Not only do the Brownies use the mice as guards, but, being a practical folk, the uses also extend far beyond that. The long fur is often trimmed to provide warmth in clothing and other materials. The fur is also used for decorating purposes, and here the white fur is especially coveted among the folk. When a female mouse is nursing, the Brownies also harvest its milk. The milk has a peculiar flavour, though a pleasant one. It is almost nutty and it is incredible fattening. This milk is also made into a fatty, slightly sweet, cheese. Known among the Brownies as Laoai OieiuhLL, this cheese is made with either Fairy Mouse milk, or the milk of a field mouse. This cheese is often added to with berries, ground grass seeds, herbal extracts, and even bits of smoked meat.
Because of the value of this mouse to the Brownie people a herd, of about thirty, is under the watchful eye of the Ferretmaster Clan. These mice are regularly clipped of their fur for use, and milked frequently. This milk is often distributed between the Hotfinger Clan and the Bubbler Clan, for cheese and milk. Overlooking this herd is the Mousetamer. He organises the other herders and is in charge of the milk distribution. Most notable of these is TahLL Mousetamer, an innovative Brownie who not only tended the herd, but studied them too. When not suckling, the mice are set to work as a house-helper. Their fur must be cut short for the harnesses required, but when done they can be made to pull large objects around - large for a Brownie, that is. The herd also has about ten males to keep the numbers of mice up, and to provide the young mice enjoyment at meals. However, the young of the very few mice in the herd are often kept alive, and then traded as guard mice. This is because of the Brownies' love of their fur. When the male mice grow old they are taken to the Hotfinger Clan to be served at the next banquet.

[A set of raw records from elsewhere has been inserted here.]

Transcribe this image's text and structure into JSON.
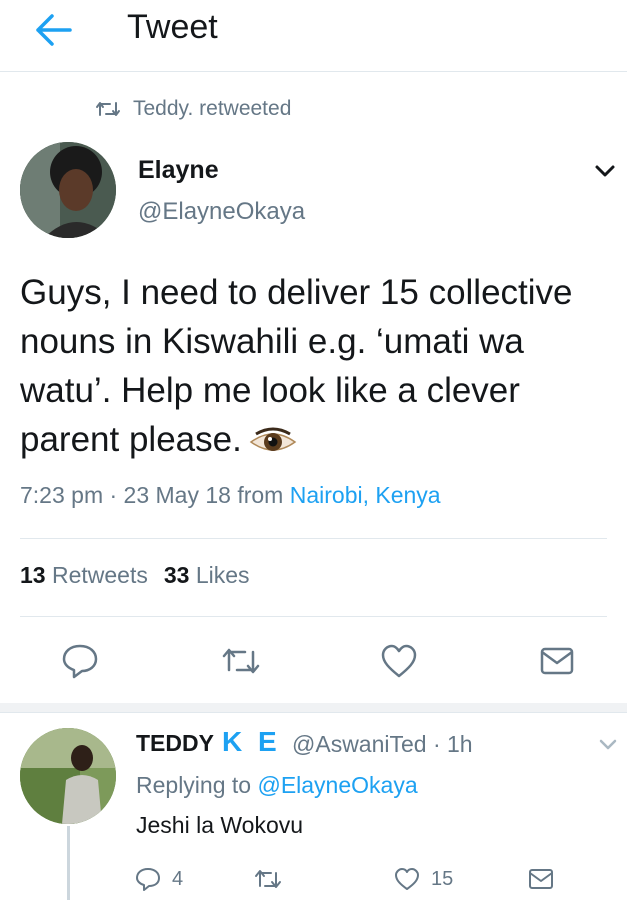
{
  "header": {
    "title": "Tweet"
  },
  "retweet_context": {
    "text": "Teddy. retweeted"
  },
  "tweet": {
    "author_name": "Elayne",
    "author_handle": "@ElayneOkaya",
    "text": "Guys, I need to deliver 15 collective nouns in Kiswahili e.g. ‘umati wa watu’. Help me look like a clever parent please.",
    "time_date": "7:23 pm · 23 May 18 from ",
    "location": "Nairobi, Kenya",
    "retweets_count": "13",
    "retweets_label": "Retweets",
    "likes_count": "33",
    "likes_label": "Likes"
  },
  "reply": {
    "author_name": "TEDDY",
    "author_suffix": "K E",
    "author_handle": "@AswaniTed",
    "time": " · 1h",
    "replying_prefix": "Replying to ",
    "replying_to": "@ElayneOkaya",
    "text": "Jeshi la Wokovu",
    "reply_count": "4",
    "like_count": "15"
  },
  "icons": {
    "back": "arrow-left-icon",
    "retweet": "retweet-icon",
    "caret": "chevron-down-icon",
    "reply": "reply-icon",
    "like": "heart-icon",
    "share": "envelope-icon",
    "emoji": "eye-emoji"
  },
  "colors": {
    "accent": "#1da1f2",
    "secondary_text": "#657786",
    "primary_text": "#14171a"
  }
}
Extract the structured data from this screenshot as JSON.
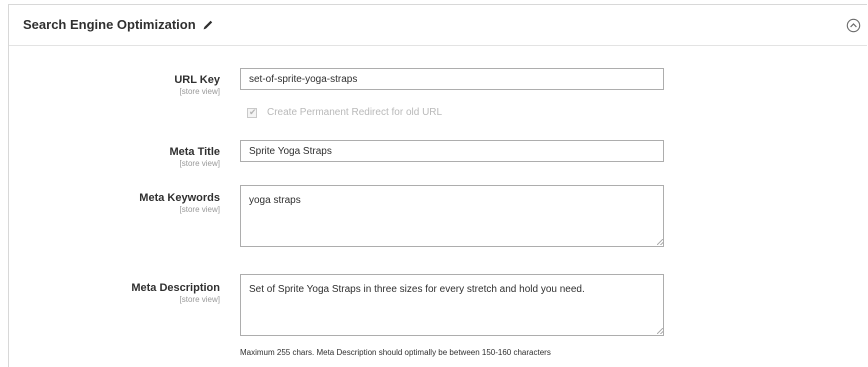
{
  "section": {
    "title": "Search Engine Optimization"
  },
  "fields": {
    "url_key": {
      "label": "URL Key",
      "scope": "[store view]",
      "value": "set-of-sprite-yoga-straps"
    },
    "redirect": {
      "label": "Create Permanent Redirect for old URL",
      "checked": true
    },
    "meta_title": {
      "label": "Meta Title",
      "scope": "[store view]",
      "value": "Sprite Yoga Straps"
    },
    "meta_keywords": {
      "label": "Meta Keywords",
      "scope": "[store view]",
      "value": "yoga straps"
    },
    "meta_description": {
      "label": "Meta Description",
      "scope": "[store view]",
      "value": "Set of Sprite Yoga Straps in three sizes for every stretch and hold you need.",
      "note": "Maximum 255 chars. Meta Description should optimally be between 150-160 characters"
    }
  },
  "colors": {
    "input_border": "#adadad",
    "label_text": "#303030",
    "scope_text": "#999999",
    "disabled_text": "#b9b9b9"
  },
  "icons": {
    "edit": "pencil-icon",
    "collapse": "chevron-up-circle-icon"
  }
}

Myth/Lore. The Fairy Mouse has, in many children’s tales, been the personification of fairies. Given a voice and the ability to walk on two legs, and sometimes even wings, this animal is often used in stories in which the characters are animals. They are often givers of adventures and on the side of good. The following is an example of this:
The Rabbit and the Well. One day, Rabbit decided to plant a
garden full of carroots. He started early in the morning and raked and dug
and raked some more, breaking up the hard ground so it would be ready for
planting. It was a hot day, and Rabbit got tired quickly. But he kept
working to make the garden beautiful.
Researchers. The Fairy Mouse has a scarcity of researchers. The
most notable would be Erron Ratdweller
(180-223 a.S.), the famous rat researcher and
exterminator. He came across this mouse while researching the
city rat. However, he did not research it in the
depth that he did with both the city and the
vilerat, and only mentioned it in his notes of the
city rat. He remarked on their unique appearance and
speed, and some other points, but not much else. Children who keep these mice as
pets usually learn enough about them to keep them, and their curiosity of some
occasionally leads them further. There are also little mentions of this mouse
made by many other researchers. Most of the prior information has been pieced
together from those scattered notes.
One source of research that does describe this mouse in more detail is that of the Brownie TahLL Mousetamer (1241-1298 a.S.). While caring for them as Mousetamer, TahLL grew interested in the mice, not only tending for them but studying too. His notes then became the foundation work for the caring of this herd, and other mice among the Brownie folk. Though shared freely among his community, these notes were hard to come by for ‘Big People’. He also introduced a breeding program that strives for a fully white herd, but though the Brownies covet this fur, their practical nature saw them soon abandoning this scheme.